- What you will do: Collect from the data below each line with "https".

+ + + + +

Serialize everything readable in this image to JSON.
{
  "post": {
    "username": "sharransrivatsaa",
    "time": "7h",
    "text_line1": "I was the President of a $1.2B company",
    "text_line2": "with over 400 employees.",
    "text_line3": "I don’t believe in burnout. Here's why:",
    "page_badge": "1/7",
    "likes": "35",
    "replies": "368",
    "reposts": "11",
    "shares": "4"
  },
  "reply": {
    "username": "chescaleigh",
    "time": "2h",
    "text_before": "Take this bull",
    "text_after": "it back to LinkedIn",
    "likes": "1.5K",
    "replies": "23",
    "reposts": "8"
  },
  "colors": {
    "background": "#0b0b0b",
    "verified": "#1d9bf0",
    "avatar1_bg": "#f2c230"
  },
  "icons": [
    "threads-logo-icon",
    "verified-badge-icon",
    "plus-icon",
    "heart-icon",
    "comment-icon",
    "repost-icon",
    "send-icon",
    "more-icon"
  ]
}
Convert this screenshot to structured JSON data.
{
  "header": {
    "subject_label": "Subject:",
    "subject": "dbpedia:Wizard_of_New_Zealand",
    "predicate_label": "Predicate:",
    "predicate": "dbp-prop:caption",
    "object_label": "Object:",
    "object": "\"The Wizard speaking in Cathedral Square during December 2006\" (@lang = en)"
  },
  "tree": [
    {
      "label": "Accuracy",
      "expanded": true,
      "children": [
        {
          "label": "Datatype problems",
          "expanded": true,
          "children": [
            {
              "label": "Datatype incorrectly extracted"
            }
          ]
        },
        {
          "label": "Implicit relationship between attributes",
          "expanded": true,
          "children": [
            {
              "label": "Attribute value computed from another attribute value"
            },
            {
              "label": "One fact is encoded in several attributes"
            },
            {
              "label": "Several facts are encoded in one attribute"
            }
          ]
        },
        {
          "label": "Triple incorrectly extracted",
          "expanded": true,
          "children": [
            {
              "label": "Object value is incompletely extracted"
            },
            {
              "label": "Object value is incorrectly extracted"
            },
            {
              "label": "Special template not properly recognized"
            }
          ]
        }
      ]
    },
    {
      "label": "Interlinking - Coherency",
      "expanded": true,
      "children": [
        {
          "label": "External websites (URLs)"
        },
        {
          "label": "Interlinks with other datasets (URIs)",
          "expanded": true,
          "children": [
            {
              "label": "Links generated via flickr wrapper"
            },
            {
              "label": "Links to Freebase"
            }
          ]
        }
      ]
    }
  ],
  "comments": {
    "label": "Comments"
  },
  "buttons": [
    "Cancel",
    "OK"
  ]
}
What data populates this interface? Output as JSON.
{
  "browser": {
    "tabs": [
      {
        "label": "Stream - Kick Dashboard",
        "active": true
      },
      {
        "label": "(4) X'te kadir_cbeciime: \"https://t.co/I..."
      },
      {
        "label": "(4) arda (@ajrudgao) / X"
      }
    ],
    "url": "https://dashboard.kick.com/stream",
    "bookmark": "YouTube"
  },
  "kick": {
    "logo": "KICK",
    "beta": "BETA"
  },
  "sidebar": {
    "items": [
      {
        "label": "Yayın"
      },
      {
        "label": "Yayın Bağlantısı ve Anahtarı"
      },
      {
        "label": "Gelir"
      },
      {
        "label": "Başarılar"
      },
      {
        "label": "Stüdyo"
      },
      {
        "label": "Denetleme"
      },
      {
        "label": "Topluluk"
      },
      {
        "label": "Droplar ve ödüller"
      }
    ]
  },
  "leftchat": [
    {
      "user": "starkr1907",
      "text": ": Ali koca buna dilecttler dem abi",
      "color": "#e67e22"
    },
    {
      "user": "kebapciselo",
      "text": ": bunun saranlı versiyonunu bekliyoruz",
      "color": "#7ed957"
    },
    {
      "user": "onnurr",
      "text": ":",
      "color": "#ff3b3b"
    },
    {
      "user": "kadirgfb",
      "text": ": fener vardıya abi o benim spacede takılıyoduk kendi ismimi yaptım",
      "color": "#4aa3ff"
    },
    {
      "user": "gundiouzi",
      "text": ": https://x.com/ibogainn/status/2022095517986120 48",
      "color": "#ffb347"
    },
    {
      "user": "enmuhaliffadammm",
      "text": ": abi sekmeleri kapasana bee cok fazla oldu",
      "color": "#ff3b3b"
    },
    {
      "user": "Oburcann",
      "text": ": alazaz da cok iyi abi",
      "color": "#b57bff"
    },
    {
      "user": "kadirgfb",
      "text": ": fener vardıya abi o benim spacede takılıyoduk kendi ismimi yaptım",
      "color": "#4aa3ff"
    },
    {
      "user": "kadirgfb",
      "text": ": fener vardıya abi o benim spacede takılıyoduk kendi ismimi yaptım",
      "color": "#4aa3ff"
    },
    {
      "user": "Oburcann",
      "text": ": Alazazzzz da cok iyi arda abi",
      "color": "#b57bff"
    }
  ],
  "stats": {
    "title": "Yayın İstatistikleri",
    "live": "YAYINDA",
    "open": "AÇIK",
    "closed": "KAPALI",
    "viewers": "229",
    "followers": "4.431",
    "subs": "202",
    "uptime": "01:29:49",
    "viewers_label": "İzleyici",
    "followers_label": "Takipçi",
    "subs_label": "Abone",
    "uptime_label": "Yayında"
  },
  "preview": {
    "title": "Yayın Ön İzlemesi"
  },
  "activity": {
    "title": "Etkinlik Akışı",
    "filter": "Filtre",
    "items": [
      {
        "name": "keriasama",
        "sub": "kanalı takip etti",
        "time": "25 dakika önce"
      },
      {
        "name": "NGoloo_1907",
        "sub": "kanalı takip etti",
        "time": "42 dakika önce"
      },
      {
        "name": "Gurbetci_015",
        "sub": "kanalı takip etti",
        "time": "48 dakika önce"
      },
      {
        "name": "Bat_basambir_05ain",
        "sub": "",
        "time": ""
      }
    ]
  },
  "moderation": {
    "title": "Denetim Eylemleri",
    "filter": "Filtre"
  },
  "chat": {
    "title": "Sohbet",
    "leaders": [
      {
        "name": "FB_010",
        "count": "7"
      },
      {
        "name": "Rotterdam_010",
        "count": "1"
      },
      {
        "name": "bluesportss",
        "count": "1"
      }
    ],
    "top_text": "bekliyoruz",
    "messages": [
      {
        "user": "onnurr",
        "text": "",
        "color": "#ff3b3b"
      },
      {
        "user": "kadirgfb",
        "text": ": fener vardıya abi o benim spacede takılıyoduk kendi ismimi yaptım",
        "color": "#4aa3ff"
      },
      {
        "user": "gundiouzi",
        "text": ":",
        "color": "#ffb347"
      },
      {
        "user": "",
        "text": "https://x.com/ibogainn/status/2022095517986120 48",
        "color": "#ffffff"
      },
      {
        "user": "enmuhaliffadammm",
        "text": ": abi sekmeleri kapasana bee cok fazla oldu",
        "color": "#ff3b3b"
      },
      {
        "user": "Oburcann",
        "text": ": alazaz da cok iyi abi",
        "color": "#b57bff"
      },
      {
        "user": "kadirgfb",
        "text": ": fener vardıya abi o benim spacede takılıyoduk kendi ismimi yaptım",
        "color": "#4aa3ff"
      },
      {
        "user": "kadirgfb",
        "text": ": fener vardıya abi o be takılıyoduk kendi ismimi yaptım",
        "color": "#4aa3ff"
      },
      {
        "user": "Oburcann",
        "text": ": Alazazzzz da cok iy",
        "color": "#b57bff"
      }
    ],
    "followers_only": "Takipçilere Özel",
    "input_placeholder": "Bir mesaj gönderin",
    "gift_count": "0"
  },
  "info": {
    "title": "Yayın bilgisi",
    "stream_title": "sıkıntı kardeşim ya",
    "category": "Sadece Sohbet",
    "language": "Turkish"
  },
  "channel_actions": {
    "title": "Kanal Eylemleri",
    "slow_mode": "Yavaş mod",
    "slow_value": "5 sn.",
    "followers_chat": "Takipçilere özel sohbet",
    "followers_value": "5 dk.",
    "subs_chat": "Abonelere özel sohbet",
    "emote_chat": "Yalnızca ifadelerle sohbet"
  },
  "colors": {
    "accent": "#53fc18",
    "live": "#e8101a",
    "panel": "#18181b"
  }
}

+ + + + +

- Finished task:
        "label": "(4) X'te kadir_cbeciime: \"https://t.co/I..."
    "url": "https://dashboard.kick.com/stream",
      "text": ": https://x.com/ibogainn/status/2022095517986120 48",
        "text": "https://x.com/ibogainn/status/2022095517986120 48",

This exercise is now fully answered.